Top of Data supplied
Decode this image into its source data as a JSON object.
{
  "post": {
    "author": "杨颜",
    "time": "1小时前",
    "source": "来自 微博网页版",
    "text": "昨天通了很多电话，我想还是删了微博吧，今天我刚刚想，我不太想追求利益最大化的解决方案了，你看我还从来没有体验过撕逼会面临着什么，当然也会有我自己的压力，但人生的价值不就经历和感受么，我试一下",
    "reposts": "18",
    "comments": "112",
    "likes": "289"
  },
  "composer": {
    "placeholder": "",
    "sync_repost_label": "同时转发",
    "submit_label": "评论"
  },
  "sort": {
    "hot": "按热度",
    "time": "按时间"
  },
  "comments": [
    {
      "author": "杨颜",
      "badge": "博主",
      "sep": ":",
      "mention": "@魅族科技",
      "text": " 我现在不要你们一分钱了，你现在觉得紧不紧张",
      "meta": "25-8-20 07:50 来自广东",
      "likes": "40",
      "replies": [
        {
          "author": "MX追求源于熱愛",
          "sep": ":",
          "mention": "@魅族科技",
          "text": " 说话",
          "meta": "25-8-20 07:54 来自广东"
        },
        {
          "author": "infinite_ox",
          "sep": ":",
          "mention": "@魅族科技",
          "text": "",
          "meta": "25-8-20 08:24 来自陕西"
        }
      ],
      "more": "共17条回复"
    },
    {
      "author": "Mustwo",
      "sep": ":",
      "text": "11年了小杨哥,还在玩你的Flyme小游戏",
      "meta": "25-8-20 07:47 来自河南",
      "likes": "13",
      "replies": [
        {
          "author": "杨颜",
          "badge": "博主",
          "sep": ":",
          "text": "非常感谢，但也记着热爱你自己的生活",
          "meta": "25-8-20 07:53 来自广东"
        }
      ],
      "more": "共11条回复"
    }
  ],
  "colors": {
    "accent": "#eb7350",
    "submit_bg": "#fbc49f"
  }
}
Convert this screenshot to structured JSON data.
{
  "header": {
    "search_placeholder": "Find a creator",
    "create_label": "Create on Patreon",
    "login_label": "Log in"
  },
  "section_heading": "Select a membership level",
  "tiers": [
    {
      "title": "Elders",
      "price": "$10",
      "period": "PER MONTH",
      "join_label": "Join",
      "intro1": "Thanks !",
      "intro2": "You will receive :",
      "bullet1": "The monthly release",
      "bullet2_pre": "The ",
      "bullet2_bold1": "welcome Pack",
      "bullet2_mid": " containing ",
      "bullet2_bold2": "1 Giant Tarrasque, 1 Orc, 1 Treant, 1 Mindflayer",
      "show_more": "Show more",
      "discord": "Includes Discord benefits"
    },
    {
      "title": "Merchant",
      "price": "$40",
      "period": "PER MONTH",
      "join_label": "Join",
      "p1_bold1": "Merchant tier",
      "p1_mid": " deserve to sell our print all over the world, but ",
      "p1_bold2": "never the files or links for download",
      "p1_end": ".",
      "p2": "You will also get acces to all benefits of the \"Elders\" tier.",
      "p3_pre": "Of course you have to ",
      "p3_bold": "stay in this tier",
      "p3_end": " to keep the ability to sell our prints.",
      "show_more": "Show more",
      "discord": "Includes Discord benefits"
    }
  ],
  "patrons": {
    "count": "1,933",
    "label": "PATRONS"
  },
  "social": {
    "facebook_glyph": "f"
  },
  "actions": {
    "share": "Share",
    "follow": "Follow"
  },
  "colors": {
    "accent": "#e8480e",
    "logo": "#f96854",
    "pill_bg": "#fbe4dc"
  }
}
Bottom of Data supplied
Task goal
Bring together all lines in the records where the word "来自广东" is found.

Reply
      "meta": "25-8-20 07:50 来自广东",
          "meta": "25-8-20 07:54 来自广东"
          "meta": "25-8-20 07:53 来自广东"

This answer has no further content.